2. Survival differences by race most apparent in advanced stages of breast cancer
3. MRI finds breast cancer before it becomes dangerous
4. Investigators uncover intriguing clues to why persistent acid reflux sometimes turns into cancer
5. Pathway links inflammation, angiogenesis and breast cancer
6. Radiologists encouraged to look beyond cancer for clinically unseen diseases
7. Diet high in meat, fat and refined grains linked to risk for colon cancer recurrence, death
8. Immune deficiency linked to a type of eye cancer
9. Drop in breast cancer incidence linked to hormone use, not mammograms
10. Breast cancer prevention practices vary across Canada
11. First biomarker discovered that predicts prostate cancer outcome
Post Your Comments:
*Name:
*Comment:
*Email:
(Date:2/5/2016)... ... February 05, 2016 , ... At its annual meeting held last week, the ... the National Board of Directors. Mr. McDermott succeeds former APDA Chairman, Fred Greene. , ... A. Chambers , APDA President and CEO. “Pat has tirelessly served APDA since 2001 ...
(Date:2/5/2016)... ... February 05, 2016 , ... Colorize is a web theme ... to the next using Colorize's dynamic moving camera. Colorize is perfect for personal and ... 3D slideshow environment with 1 to 5 focus points per scene, stage floor scene ...
(Date:2/5/2016)... ... February 05, 2016 , ... On June ... Diseases, a continuing medical education (CME) event presented by the Association for Comprehensive ... a first for ACCORD, whose mission is to provide education, tools, and resources ...
(Date:2/5/2016)... Obispo, CA (PRWEB) , ... February 05, 2016 , ... ... changes that Medicare San Luis Obispo users can expect to see in 2016. To ... The two most significant changes will directly impact many San Luis Obispo seniors who ...
(Date:2/4/2016)... Nashville, Tenn. (PRWEB) , ... February 04, 2016 ... ... and Bobby Bailey, today announced their partnership and the start of Project HoldSpace. ... severe mental disorders affecting approximately 20 percent of youth between the ages of ...
Breaking Medicine News(10 mins):

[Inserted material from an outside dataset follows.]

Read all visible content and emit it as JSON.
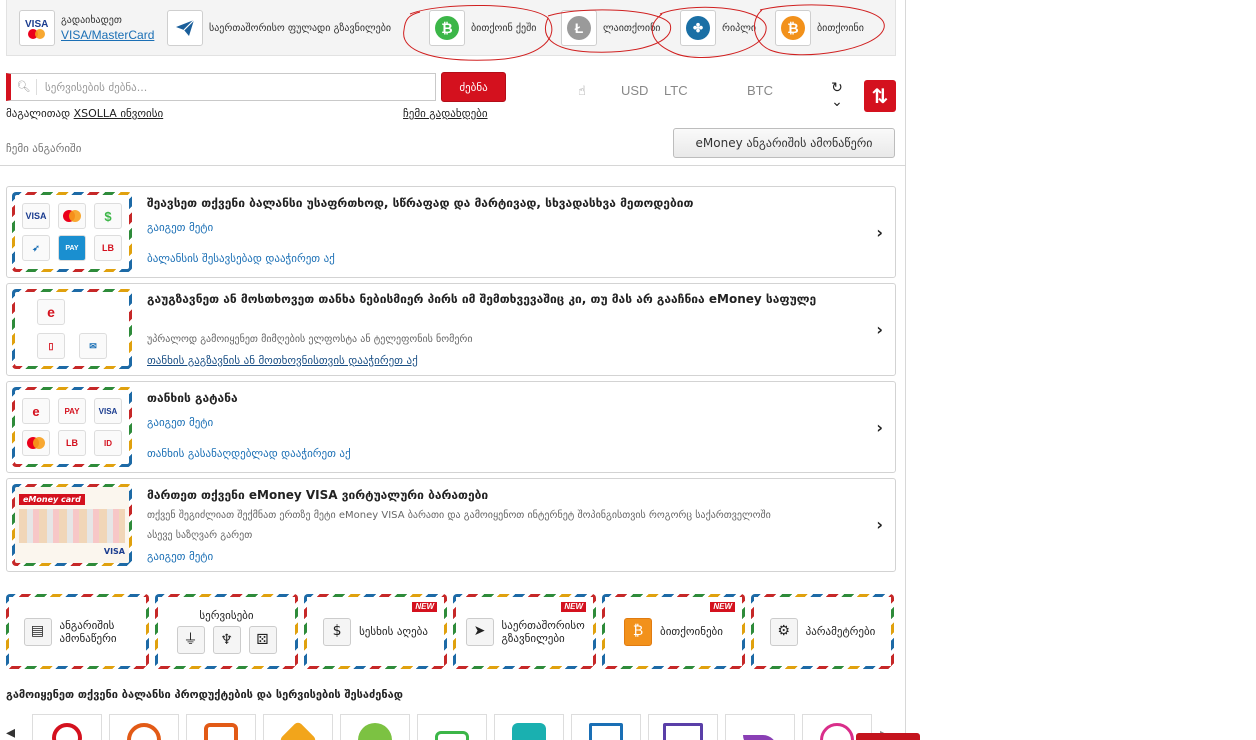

(Date:2/5/2016)... in Alabama seeking prostate care with ... have to travel out of state. Vituro Health ... of Alabama to provide a total prostate management program ... Alabama is known throughout the ... using many different modalities. They are the largest and one ...
(Date:2/5/2016)... February 5, 2016 --> ... report states that the global active pharmaceuticals ingredients (APIs) ... predicted to reach US$185.9 bn by 2020. It is ... 2014 to 2020. The title of the report is ... by Geography, and by Therapeutic Area) - Global Industry ...
(Date:2/5/2016)... HARROGATE, England , February 5, 2016 ... --> Today, VoicePower Ltd - The Speech Recognition People, ... has been deployed to improve patient care, reduce turnaround times and ... ,- Wirral CCG ,- VoicePower client since 2013 Challenge: ... Challenge: --> - Six doctors ,- Wirral ...
Breaking Medicine Technology: